To date, few studies have delineated clear sex-based differences in symptom resolution after a sports-related concussion (SRC), and equivocal results have been identified in sex-based differences on baseline assessments.Purpose:
To assess whether female athletes displayed prolonged recovery and more symptoms at baseline and after an SRC compared with male athletes.Study Design:
Cohort study; Level of evidence, 3.Methods:

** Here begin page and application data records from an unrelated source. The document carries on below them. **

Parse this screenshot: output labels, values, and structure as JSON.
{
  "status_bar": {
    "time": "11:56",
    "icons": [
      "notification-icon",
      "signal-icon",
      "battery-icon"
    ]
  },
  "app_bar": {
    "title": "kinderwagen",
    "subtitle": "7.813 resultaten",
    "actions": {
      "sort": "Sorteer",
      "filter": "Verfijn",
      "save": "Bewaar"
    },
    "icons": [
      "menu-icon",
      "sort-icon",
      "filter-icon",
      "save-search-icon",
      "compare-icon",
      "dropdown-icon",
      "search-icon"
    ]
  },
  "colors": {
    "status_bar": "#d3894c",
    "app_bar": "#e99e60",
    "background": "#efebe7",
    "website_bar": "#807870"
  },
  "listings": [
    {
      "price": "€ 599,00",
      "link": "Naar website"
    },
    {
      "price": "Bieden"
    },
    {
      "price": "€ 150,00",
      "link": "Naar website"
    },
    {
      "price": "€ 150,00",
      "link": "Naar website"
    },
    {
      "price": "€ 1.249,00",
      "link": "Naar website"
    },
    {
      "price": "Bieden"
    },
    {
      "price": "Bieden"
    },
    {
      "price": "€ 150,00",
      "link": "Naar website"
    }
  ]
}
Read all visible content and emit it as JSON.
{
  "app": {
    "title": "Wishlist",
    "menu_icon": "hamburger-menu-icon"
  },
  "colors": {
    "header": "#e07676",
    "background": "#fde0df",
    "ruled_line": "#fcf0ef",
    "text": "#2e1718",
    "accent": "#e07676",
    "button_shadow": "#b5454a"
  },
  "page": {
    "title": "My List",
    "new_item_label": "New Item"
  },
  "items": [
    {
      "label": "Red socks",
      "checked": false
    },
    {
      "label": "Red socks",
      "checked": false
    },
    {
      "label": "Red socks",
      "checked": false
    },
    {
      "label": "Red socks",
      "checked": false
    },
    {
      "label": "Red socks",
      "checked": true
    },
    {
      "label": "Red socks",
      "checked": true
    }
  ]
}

The current study assessed 135 male and 41 female athletes (10–18 years old) who participated in high-impact sports in metropolitan Atlanta middle and high schools. All athletes completed a baseline assessment and at least 1 postconcussion assessment from the Immediate Post-Concussion Assessment and Cognitive Testing battery. Longitudinal hierarchical linear modeling was employed to examine individual-level variables and their associations with adolescents’ rates of recovery in concussive symptoms after controlling for age and number of prior concussions.Results:
Aggregate symptoms were rated as higher in female athletes compared with male athletes at baseline (mean ± SD: females, 13.49 ± 11.20; males, 4.88 ± 8.74; F(1,175) = 10.59, P < .001) and immediately after a concussion (females: 16.75 ± 18.08; males: 10.58 ± 14.21; F(1,175) = 3.99, P = .05). There were no group differences in the slope of recovery between male and female athletes, indicating generally similar trajectories of change for both groups. Post hoc analyses revealed higher baseline levels of migraine and neuropsychological symptoms in female athletes.Conclusion:
Although female athletes in the current study reported increased symptoms, identical recovery patterns were observed in both sexes, suggesting that sex-based differences in concussion recovery are better explained by increased symptom frequency among female athletes when compared with their male counterparts.